By Justin Wier
Lawsuit of Martin Desmond v. Mahoning Prosecutor Paul Gains and Assistant Prosecutor Linette Stratford.
In the latest legal filing after his firing, former assistant Mahoning County Prosecutor Martin Desmond again lobs accusations of prosecutorial misconduct at his former employer.
He also accuses county Prosecutor Paul Gains, who fired Desmond in April 2017, and chief assistant Prosecutor Linette Stratford of defamation, intimidation and falsification in a civil lawsuit filed Wednesday in common pleas court.
Gains declined to comment on the lawsuit.
Subodh Chandra, a former Ohio Attorney General candidate who represents Desmond, said Gains and Stratford sought to crush Desmond.
The lawsuit states Desmond’s firing has been financially and emotionally devastating, which was compounded by humiliation and reputational damage that resulted in his inability to find work as a prosecutor. It asks the judge to order Desmond’s reinstatement and to award him compensatory and punitive damages for back pay, pain and suffering, mental anguish, emotional distress, humiliation and inconvenience.
At a news conference April 27 when Gains announced his decision to fire Desmond, he said Desmond violated office policy by discussing a matter he was no longer handling with people outside the office, including a lawyer, who sued the county in federal court.
A federal judge dismissed that lawsuit, according to court records.
It concerned Kalilo Robinson, a witness in a murder case whom prosecutors indicted on charges of tampering with evidence and obstruction of justice.
Desmond claims the charges resulted from Robinson’s decision to invoke the Fifth Amendment privilege against self-incrimination.
Prosecutors later dismissed the charges against Robinson.
Gains said the prosecutor’s office investigated the allegations and found no evidence of misconduct.
The lawsuit argues Gains knew Desmond did not assist another attorney in suing the county and Gains prepared false disciplinary charges against Desmond and “launched a press campaign to destroy his credibility, savaging his hard-won reputation.” It argues that Desmond was not using the county’s account for an online legal research service to aid in the federal case against the county, but for an unrelated case.
Desmond initially appealed his firing to the State Personnel Board of Review, which dismissed his allegations of wrongful termination.

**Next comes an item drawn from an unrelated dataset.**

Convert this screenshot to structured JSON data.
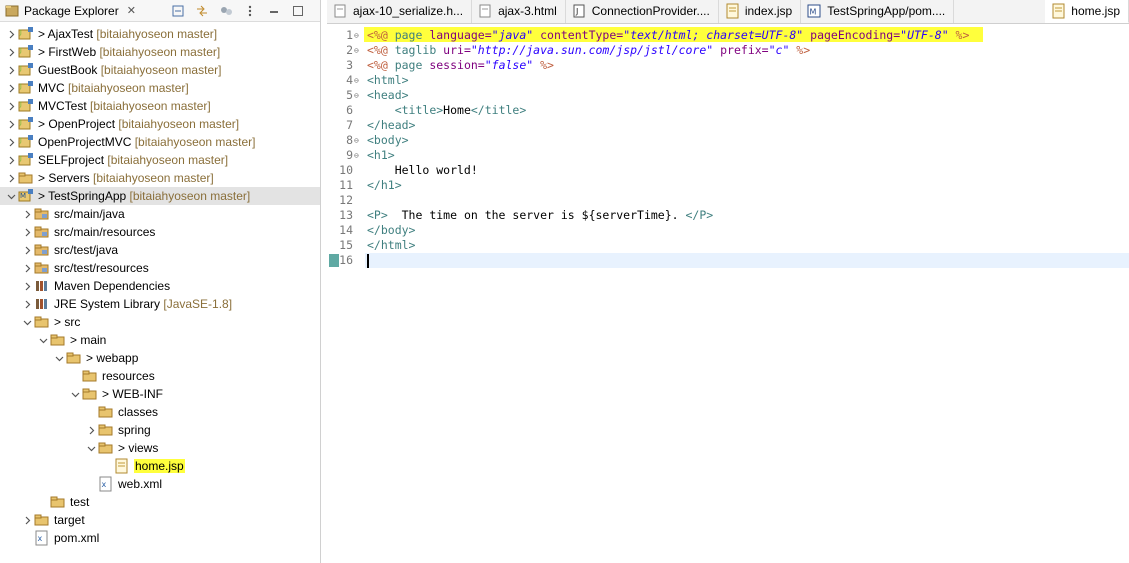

Desmond sought to receive whistleblower protection, but an administrative law judge said he did not qualify. An appeal of the decision by the SPRB remains open in Mahoning County Common Pleas Court.